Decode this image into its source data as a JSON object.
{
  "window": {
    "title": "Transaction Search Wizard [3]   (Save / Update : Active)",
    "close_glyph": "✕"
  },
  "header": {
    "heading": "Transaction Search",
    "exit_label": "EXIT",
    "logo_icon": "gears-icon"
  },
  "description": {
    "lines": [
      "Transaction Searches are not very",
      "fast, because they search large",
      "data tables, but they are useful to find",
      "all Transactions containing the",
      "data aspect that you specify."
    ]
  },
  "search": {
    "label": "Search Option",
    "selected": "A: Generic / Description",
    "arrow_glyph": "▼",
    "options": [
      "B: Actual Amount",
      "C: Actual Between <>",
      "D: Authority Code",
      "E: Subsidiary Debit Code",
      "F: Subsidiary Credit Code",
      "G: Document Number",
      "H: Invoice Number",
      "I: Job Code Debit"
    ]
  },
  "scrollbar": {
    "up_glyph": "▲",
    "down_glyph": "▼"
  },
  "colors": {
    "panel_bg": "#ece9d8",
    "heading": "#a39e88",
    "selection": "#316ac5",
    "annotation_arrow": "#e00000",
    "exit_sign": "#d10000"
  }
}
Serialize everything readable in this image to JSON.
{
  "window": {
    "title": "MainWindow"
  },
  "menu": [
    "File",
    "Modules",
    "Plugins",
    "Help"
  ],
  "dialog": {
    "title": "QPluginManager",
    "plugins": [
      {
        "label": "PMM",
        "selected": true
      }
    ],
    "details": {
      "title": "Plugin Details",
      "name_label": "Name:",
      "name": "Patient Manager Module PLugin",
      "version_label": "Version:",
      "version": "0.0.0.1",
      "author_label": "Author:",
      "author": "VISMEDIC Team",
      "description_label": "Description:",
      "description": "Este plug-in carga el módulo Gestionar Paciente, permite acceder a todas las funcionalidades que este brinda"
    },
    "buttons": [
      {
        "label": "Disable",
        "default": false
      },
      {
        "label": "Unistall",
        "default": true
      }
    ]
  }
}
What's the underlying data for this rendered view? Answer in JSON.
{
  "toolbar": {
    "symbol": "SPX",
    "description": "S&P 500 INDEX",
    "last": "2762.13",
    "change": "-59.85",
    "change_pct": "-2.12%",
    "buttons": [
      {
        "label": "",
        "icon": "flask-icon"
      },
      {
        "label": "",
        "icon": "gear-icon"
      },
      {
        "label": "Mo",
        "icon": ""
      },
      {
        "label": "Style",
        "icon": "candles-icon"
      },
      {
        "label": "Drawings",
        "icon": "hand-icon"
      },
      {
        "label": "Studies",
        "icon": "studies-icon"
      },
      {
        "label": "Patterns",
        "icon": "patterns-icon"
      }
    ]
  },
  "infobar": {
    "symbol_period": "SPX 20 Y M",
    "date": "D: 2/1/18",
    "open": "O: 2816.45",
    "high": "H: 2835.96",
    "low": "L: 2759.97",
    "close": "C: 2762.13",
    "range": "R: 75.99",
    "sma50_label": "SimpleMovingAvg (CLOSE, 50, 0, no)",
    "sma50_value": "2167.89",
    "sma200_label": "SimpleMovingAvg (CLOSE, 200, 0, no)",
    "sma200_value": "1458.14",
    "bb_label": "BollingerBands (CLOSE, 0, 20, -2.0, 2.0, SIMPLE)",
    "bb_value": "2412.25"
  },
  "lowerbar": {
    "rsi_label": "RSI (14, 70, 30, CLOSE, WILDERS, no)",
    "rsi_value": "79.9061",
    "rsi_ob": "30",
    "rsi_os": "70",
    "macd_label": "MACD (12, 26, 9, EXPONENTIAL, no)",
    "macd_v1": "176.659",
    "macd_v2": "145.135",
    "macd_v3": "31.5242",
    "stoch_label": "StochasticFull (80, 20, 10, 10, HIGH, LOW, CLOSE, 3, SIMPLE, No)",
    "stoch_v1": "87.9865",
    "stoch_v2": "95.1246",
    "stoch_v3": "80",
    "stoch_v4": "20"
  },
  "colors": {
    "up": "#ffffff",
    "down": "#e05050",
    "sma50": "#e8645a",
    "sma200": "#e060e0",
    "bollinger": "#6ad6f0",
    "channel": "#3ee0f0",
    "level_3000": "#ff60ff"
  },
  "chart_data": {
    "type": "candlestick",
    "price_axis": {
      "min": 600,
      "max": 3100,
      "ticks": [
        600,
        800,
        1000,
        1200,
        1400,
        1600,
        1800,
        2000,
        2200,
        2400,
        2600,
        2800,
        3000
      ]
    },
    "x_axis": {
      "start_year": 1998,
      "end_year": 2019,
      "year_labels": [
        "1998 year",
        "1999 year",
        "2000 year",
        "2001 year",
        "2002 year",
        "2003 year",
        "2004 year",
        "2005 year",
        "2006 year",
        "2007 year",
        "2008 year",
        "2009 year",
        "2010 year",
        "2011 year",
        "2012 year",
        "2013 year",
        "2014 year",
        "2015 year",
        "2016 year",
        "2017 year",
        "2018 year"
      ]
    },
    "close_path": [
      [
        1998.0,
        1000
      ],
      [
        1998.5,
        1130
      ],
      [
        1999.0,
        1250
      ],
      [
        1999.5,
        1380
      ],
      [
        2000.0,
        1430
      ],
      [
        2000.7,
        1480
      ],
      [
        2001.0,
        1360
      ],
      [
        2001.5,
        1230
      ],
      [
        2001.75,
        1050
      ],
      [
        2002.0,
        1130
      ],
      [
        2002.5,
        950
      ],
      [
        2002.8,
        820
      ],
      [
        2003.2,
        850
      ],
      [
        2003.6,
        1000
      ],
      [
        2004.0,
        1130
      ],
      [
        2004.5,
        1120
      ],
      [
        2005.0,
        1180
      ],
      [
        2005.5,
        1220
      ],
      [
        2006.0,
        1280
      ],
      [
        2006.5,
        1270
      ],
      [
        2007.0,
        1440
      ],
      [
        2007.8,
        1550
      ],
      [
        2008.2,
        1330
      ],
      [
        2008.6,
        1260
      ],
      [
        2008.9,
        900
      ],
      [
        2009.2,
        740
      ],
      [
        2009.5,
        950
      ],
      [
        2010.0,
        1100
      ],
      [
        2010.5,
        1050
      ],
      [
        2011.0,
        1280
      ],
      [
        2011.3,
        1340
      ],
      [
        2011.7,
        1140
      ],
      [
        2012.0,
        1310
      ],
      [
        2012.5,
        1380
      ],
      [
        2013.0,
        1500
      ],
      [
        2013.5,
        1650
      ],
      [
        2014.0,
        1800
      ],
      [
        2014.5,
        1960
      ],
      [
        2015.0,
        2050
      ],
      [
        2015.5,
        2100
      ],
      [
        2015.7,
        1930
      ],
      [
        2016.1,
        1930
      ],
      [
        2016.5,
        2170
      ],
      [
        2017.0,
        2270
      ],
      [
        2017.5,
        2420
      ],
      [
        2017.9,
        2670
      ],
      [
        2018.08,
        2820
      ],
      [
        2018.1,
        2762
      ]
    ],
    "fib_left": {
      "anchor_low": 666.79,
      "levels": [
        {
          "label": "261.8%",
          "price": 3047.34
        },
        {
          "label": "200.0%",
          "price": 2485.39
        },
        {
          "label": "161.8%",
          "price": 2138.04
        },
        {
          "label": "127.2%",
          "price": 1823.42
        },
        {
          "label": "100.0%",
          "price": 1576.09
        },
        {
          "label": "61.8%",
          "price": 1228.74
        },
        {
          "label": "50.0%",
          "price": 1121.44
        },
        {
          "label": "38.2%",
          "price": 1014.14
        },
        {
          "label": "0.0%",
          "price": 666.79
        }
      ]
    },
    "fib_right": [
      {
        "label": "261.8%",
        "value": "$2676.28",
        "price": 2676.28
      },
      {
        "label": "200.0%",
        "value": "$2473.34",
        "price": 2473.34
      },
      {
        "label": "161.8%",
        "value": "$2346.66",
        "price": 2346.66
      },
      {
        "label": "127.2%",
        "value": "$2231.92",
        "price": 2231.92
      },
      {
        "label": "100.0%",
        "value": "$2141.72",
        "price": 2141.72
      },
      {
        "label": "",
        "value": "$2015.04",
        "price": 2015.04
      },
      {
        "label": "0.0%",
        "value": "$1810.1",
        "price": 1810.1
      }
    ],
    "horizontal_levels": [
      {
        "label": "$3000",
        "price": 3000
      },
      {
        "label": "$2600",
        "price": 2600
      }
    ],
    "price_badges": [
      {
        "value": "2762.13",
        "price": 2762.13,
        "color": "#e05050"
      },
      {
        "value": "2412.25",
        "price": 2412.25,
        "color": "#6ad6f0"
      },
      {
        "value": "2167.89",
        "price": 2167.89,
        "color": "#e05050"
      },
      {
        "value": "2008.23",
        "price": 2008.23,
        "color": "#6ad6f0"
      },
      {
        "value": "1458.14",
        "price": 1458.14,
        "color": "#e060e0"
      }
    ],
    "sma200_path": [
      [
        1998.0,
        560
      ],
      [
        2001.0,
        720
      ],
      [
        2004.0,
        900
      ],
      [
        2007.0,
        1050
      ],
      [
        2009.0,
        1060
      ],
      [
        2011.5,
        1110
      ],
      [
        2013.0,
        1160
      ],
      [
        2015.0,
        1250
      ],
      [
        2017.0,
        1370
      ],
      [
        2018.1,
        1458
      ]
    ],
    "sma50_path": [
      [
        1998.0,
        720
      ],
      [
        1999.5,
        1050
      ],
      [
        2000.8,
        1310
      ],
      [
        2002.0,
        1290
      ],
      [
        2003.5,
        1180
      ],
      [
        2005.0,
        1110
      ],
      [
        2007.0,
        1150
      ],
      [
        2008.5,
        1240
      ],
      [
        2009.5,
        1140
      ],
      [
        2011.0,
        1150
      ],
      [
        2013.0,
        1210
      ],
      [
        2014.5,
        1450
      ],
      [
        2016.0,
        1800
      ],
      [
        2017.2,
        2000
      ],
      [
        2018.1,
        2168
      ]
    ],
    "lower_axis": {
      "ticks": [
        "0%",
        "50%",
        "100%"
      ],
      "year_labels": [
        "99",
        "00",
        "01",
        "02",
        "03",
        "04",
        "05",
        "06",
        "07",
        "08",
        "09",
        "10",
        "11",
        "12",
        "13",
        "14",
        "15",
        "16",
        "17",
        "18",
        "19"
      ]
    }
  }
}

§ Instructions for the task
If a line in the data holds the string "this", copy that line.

§ Output below
Decode this image into its source data as a JSON object.
Serialize everything readable in this image to JSON.
What's the underlying data for this rendered view? Answer in JSON.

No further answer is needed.